If the refugees expanded the city in all directions, they also turned it into more of a Hindu space with a few ‘Muslim pockets’. The cosmopolitan character of the city was lost to an extent. However, refugee politics was not framed around religious identities. Rather, they rallied behind the Left political parties and participated in popular movements in demand of fare wage, accommodation, adequate and affordable ration and so on. They turned Calcutta into a political city—a city of protest marches, strikes and street corners.

Like the other cities of the world, Calcutta has changed continually. Today, it is increasingly becoming a city of flyovers, shopping malls and high-rises. The refugee colonies, located in today’s ‘posh’ areas of the city, are also undergoing rapid transformation. But many of them still possess traces of the ‘partitioned times’—in their names, in the ‘routine buildings’ such as schools and markets that still exist, in plaques and columns, and the dilapidated mosques and unused graveyards.


[1] Chatterji, The Spoils of Partition, 119.

[2] Chatterji, ‘“Dispersal” and the Failure of Rehabilitation,’ 995–1032.

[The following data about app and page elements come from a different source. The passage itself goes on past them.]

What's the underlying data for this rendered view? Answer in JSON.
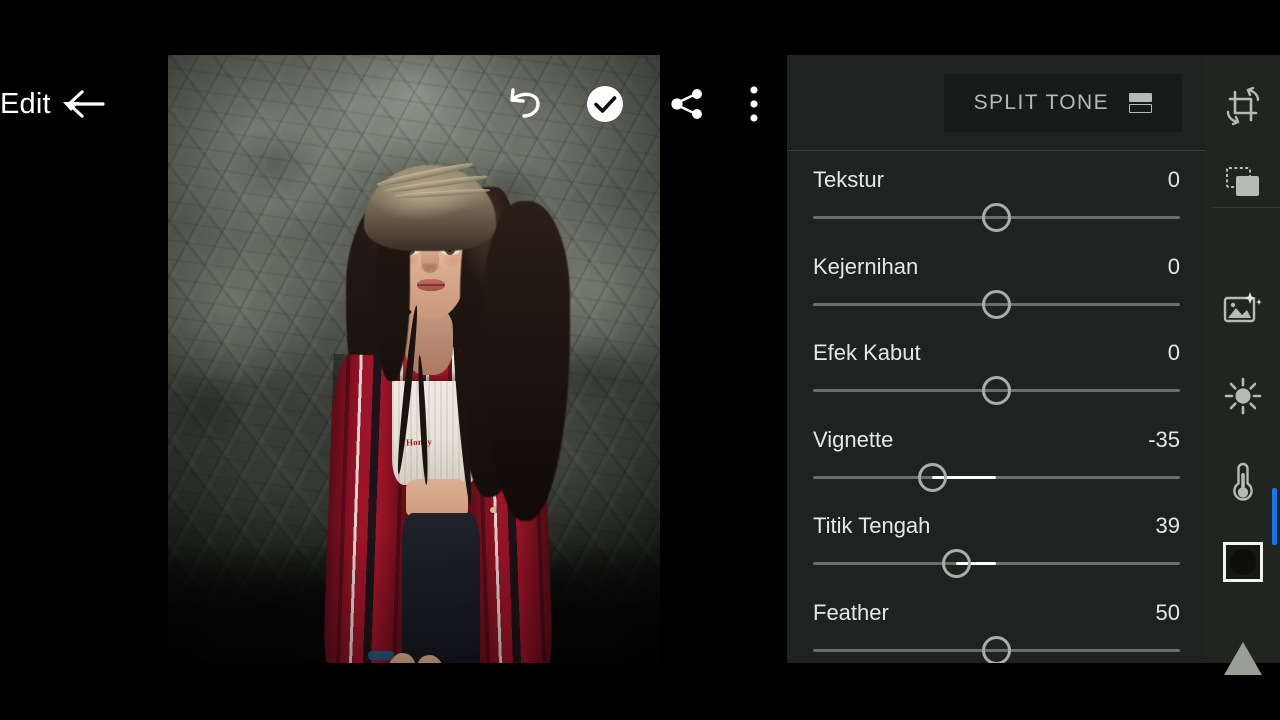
{
  "app": {
    "background_color": "#000000",
    "panel_color": "#1e2220",
    "rail_color": "#21251f",
    "accent_color": "#1a73e8"
  },
  "top_bar": {
    "back_icon": "arrow-left-icon",
    "title": "Edit",
    "dropdown_icon": "caret-down-icon",
    "undo_icon": "undo-icon",
    "accept_icon": "check-circle-icon",
    "share_icon": "share-icon",
    "more_icon": "more-vertical-icon"
  },
  "photo": {
    "alt": "Woman in red plaid flannel shirt and white crop top standing in front of a rock wall",
    "shirt_text": "Honey"
  },
  "panel": {
    "split_tone": {
      "label": "SPLIT TONE",
      "icon": "split-rectangle-icon"
    },
    "sliders": [
      {
        "name": "Tekstur",
        "value": "0",
        "knob_pct": 50.0,
        "fill_from_pct": 50.0,
        "fill_to_pct": 50.0
      },
      {
        "name": "Kejernihan",
        "value": "0",
        "knob_pct": 50.0,
        "fill_from_pct": 50.0,
        "fill_to_pct": 50.0
      },
      {
        "name": "Efek Kabut",
        "value": "0",
        "knob_pct": 50.0,
        "fill_from_pct": 50.0,
        "fill_to_pct": 50.0
      },
      {
        "name": "Vignette",
        "value": "-35",
        "knob_pct": 32.5,
        "fill_from_pct": 32.5,
        "fill_to_pct": 50.0
      },
      {
        "name": "Titik Tengah",
        "value": "39",
        "knob_pct": 39.0,
        "fill_from_pct": 39.0,
        "fill_to_pct": 50.0
      },
      {
        "name": "Feather",
        "value": "50",
        "knob_pct": 50.0,
        "fill_from_pct": 50.0,
        "fill_to_pct": 50.0
      }
    ]
  },
  "tool_rail": {
    "items": [
      {
        "name": "crop-rotate-icon",
        "selected": false
      },
      {
        "name": "presets-copy-icon",
        "selected": false
      },
      {
        "name": "auto-enhance-icon",
        "selected": false
      },
      {
        "name": "light-sun-icon",
        "selected": false
      },
      {
        "name": "color-thermometer-icon",
        "selected": false
      },
      {
        "name": "effects-vignette-icon",
        "selected": true
      },
      {
        "name": "detail-triangle-icon",
        "selected": false
      }
    ],
    "scrollbar": {
      "name": "rail-scrollbar",
      "color": "#1a73e8"
    }
  }
}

[3] I visited these areas twice–on September 2, 2018, and September 19, 2018. I informally talked to local people, particularly the seniors, whom I could find in the colony committee’s office, colony club and library. On the second day, I was accompanied by Priyankar Dey who took all the photographs (except otherwise mentioned). Names of individuals, wherever used, have been changed to protect their identities.

[4] The other important refugee organisation was Refugee Central Rehabilitation Council (RCRC) which competed with UCRC in the initial years of 1950 to mobilise the colony refugees. RCRC was the refugee wing of Revolutionary Socialist Party (RSP). Though it initially had some strength in a few colonies, UCRC outdid it over a few years. Moreover, in many of the movements against the Congress government, RSP and CPI came together and so did RCRC and UCRC.

[5] Chakrabarti, The Marginal Men; Chatterji, ‘Rights or Charity? Government and Refugees,’ 74–112.

[6] Chatterji. ‘Of Graveyards and Ghettos,’ 229–49.

[7] Ibid.

[8] Chaudhuri, Refugees in West Bengal.


Chatterji, Joya. ‘‘Dispersal’ and the Failure of Rehabilitation: Refugee Camp-dwellers and Squatters in West Bengal,’ Modern Asian Studies 41, no. 05 (2007): 995–1032.

———. ‘Of Graveyards and Ghettos, Muslims in West Bengal, 1947–67.’ In Living Together Separately: Cultural India in History and Politics, edited by Mushirul Hasan and Asim Roy, 229–49. New Delhi: Oxford University Press, 2005.

———. ‘Rights or Charity? Government and Refugees: The Debate over Relief and Rehabilitation in West Bengal, 1947–1950.’ In The Partition of Memory: The Afterlife of Division of India, edited by Suvir Kaul, 74–112. Ranikhet: Permanent Black, 2001.

Chakrabarti, Prafulla K. The Marginal Men: The Refugees and the Left Political Syndrome in West Bengal. Kalyani: Lumiere Books, 1999.

Chaudhuri, Pranati. Refugees in West Bengal a Study of the Growth and Distribution of Refugee Settlements within the CMD. Calcutta: CSSSC, 1983.